**TASK DESCRIPTION:** Restate the records below word for word, leaving nothing out.

----------

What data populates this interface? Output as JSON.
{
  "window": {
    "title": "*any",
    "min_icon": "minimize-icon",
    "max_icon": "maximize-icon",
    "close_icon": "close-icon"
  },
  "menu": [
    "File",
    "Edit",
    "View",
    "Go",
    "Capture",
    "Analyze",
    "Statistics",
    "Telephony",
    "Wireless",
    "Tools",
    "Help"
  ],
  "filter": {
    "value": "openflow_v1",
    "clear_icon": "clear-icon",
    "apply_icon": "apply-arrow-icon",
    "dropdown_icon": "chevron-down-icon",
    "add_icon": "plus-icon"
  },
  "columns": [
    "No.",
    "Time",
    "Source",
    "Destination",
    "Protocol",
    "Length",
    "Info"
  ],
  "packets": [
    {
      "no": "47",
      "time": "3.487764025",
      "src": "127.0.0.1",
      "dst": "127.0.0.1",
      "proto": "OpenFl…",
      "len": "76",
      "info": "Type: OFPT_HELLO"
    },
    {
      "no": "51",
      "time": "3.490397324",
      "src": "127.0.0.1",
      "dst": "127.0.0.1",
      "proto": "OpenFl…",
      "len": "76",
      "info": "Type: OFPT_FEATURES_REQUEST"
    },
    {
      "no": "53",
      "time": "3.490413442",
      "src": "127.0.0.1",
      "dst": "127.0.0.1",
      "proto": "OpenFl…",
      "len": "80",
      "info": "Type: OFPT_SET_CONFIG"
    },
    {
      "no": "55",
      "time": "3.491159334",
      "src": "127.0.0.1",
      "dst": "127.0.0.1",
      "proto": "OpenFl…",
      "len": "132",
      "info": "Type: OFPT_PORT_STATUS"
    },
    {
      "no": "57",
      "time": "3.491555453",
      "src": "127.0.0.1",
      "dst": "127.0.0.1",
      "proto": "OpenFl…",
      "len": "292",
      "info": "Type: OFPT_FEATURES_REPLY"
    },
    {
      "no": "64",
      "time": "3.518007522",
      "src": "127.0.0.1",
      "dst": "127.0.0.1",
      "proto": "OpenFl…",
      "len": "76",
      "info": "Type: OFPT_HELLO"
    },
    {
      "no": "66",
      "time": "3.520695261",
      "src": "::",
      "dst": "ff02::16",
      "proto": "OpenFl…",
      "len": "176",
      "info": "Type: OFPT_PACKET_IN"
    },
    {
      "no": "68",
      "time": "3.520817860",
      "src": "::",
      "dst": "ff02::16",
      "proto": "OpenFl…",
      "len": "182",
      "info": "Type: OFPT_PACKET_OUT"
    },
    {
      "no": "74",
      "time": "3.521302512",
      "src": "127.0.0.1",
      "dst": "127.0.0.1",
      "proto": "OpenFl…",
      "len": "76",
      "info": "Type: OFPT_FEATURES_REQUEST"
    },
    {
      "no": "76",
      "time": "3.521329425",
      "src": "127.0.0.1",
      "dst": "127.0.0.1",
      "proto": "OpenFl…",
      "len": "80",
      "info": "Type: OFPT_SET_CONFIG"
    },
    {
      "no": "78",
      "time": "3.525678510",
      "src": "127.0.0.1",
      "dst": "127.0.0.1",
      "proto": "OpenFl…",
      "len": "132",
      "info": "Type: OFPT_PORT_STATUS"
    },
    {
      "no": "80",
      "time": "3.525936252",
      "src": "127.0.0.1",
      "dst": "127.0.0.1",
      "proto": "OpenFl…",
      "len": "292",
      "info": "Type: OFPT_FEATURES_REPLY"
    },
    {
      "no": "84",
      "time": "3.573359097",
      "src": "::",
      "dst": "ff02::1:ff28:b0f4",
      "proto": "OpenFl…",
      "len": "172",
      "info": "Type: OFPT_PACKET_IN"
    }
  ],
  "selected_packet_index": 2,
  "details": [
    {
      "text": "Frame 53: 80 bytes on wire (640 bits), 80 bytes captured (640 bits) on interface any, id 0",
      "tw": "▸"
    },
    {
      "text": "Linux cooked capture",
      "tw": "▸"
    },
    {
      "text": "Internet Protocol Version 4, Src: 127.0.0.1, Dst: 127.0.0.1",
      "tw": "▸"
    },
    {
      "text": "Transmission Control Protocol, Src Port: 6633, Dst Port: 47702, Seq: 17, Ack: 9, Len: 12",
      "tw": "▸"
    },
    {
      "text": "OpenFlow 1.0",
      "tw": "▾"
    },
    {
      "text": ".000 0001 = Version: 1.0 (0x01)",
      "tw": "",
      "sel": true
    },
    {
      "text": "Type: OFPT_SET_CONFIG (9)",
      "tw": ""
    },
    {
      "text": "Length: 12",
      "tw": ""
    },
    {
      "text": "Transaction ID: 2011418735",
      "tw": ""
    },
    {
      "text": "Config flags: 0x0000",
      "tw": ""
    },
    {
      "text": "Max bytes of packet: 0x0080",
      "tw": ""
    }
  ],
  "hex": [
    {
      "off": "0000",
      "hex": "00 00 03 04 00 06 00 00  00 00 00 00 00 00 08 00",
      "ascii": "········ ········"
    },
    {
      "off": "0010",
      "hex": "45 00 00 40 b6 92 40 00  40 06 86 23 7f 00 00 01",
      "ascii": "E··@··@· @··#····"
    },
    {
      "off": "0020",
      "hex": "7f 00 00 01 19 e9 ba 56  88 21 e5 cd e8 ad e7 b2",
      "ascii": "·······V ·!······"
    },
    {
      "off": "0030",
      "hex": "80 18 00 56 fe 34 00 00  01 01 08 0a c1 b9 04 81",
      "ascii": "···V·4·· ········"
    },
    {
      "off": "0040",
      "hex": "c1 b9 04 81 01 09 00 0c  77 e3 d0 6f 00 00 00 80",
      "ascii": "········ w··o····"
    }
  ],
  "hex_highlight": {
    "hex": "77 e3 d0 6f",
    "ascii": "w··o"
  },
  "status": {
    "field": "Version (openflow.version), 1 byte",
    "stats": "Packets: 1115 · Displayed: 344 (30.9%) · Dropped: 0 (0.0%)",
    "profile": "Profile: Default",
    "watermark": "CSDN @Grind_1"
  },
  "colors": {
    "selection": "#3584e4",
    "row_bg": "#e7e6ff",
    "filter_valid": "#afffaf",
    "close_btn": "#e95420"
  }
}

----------

**WRITTEN SOLUTION:**
What data populates this interface? Output as JSON.
{
  "window": {
    "title": "*any",
    "min_icon": "minimize-icon",
    "max_icon": "maximize-icon",
    "close_icon": "close-icon"
  },
  "menu": [
    "File",
    "Edit",
    "View",
    "Go",
    "Capture",
    "Analyze",
    "Statistics",
    "Telephony",
    "Wireless",
    "Tools",
    "Help"
  ],
  "filter": {
    "value": "openflow_v1",
    "clear_icon": "clear-icon",
    "apply_icon": "apply-arrow-icon",
    "dropdown_icon": "chevron-down-icon",
    "add_icon": "plus-icon"
  },
  "columns": [
    "No.",
    "Time",
    "Source",
    "Destination",
    "Protocol",
    "Length",
    "Info"
  ],
  "packets": [
    {
      "no": "47",
      "time": "3.487764025",
      "src": "127.0.0.1",
      "dst": "127.0.0.1",
      "proto": "OpenFl…",
      "len": "76",
      "info": "Type: OFPT_HELLO"
    },
    {
      "no": "51",
      "time": "3.490397324",
      "src": "127.0.0.1",
      "dst": "127.0.0.1",
      "proto": "OpenFl…",
      "len": "76",
      "info": "Type: OFPT_FEATURES_REQUEST"
    },
    {
      "no": "53",
      "time": "3.490413442",
      "src": "127.0.0.1",
      "dst": "127.0.0.1",
      "proto": "OpenFl…",
      "len": "80",
      "info": "Type: OFPT_SET_CONFIG"
    },
    {
      "no": "55",
      "time": "3.491159334",
      "src": "127.0.0.1",
      "dst": "127.0.0.1",
      "proto": "OpenFl…",
      "len": "132",
      "info": "Type: OFPT_PORT_STATUS"
    },
    {
      "no": "57",
      "time": "3.491555453",
      "src": "127.0.0.1",
      "dst": "127.0.0.1",
      "proto": "OpenFl…",
      "len": "292",
      "info": "Type: OFPT_FEATURES_REPLY"
    },
    {
      "no": "64",
      "time": "3.518007522",
      "src": "127.0.0.1",
      "dst": "127.0.0.1",
      "proto": "OpenFl…",
      "len": "76",
      "info": "Type: OFPT_HELLO"
    },
    {
      "no": "66",
      "time": "3.520695261",
      "src": "::",
      "dst": "ff02::16",
      "proto": "OpenFl…",
      "len": "176",
      "info": "Type: OFPT_PACKET_IN"
    },
    {
      "no": "68",
      "time": "3.520817860",
      "src": "::",
      "dst": "ff02::16",
      "proto": "OpenFl…",
      "len": "182",
      "info": "Type: OFPT_PACKET_OUT"
    },
    {
      "no": "74",
      "time": "3.521302512",
      "src": "127.0.0.1",
      "dst": "127.0.0.1",
      "proto": "OpenFl…",
      "len": "76",
      "info": "Type: OFPT_FEATURES_REQUEST"
    },
    {
      "no": "76",
      "time": "3.521329425",
      "src": "127.0.0.1",
      "dst": "127.0.0.1",
      "proto": "OpenFl…",
      "len": "80",
      "info": "Type: OFPT_SET_CONFIG"
    },
    {
      "no": "78",
      "time": "3.525678510",
      "src": "127.0.0.1",
      "dst": "127.0.0.1",
      "proto": "OpenFl…",
      "len": "132",
      "info": "Type: OFPT_PORT_STATUS"
    },
    {
      "no": "80",
      "time": "3.525936252",
      "src": "127.0.0.1",
      "dst": "127.0.0.1",
      "proto": "OpenFl…",
      "len": "292",
      "info": "Type: OFPT_FEATURES_REPLY"
    },
    {
      "no": "84",
      "time": "3.573359097",
      "src": "::",
      "dst": "ff02::1:ff28:b0f4",
      "proto": "OpenFl…",
      "len": "172",
      "info": "Type: OFPT_PACKET_IN"
    }
  ],
  "selected_packet_index": 2,
  "details": [
    {
      "text": "Frame 53: 80 bytes on wire (640 bits), 80 bytes captured (640 bits) on interface any, id 0",
      "tw": "▸"
    },
    {
      "text": "Linux cooked capture",
      "tw": "▸"
    },
    {
      "text": "Internet Protocol Version 4, Src: 127.0.0.1, Dst: 127.0.0.1",
      "tw": "▸"
    },
    {
      "text": "Transmission Control Protocol, Src Port: 6633, Dst Port: 47702, Seq: 17, Ack: 9, Len: 12",
      "tw": "▸"
    },
    {
      "text": "OpenFlow 1.0",
      "tw": "▾"
    },
    {
      "text": ".000 0001 = Version: 1.0 (0x01)",
      "tw": "",
      "sel": true
    },
    {
      "text": "Type: OFPT_SET_CONFIG (9)",
      "tw": ""
    },
    {
      "text": "Length: 12",
      "tw": ""
    },
    {
      "text": "Transaction ID: 2011418735",
      "tw": ""
    },
    {
      "text": "Config flags: 0x0000",
      "tw": ""
    },
    {
      "text": "Max bytes of packet: 0x0080",
      "tw": ""
    }
  ],
  "hex": [
    {
      "off": "0000",
      "hex": "00 00 03 04 00 06 00 00  00 00 00 00 00 00 08 00",
      "ascii": "········ ········"
    },
    {
      "off": "0010",
      "hex": "45 00 00 40 b6 92 40 00  40 06 86 23 7f 00 00 01",
      "ascii": "E··@··@· @··#····"
    },
    {
      "off": "0020",
      "hex": "7f 00 00 01 19 e9 ba 56  88 21 e5 cd e8 ad e7 b2",
      "ascii": "·······V ·!······"
    },
    {
      "off": "0030",
      "hex": "80 18 00 56 fe 34 00 00  01 01 08 0a c1 b9 04 81",
      "ascii": "···V·4·· ········"
    },
    {
      "off": "0040",
      "hex": "c1 b9 04 81 01 09 00 0c  77 e3 d0 6f 00 00 00 80",
      "ascii": "········ w··o····"
    }
  ],
  "hex_highlight": {
    "hex": "77 e3 d0 6f",
    "ascii": "w··o"
  },
  "status": {
    "field": "Version (openflow.version), 1 byte",
    "stats": "Packets: 1115 · Displayed: 344 (30.9%) · Dropped: 0 (0.0%)",
    "profile": "Profile: Default",
    "watermark": "CSDN @Grind_1"
  },
  "colors": {
    "selection": "#3584e4",
    "row_bg": "#e7e6ff",
    "filter_valid": "#afffaf",
    "close_btn": "#e95420"
  }
}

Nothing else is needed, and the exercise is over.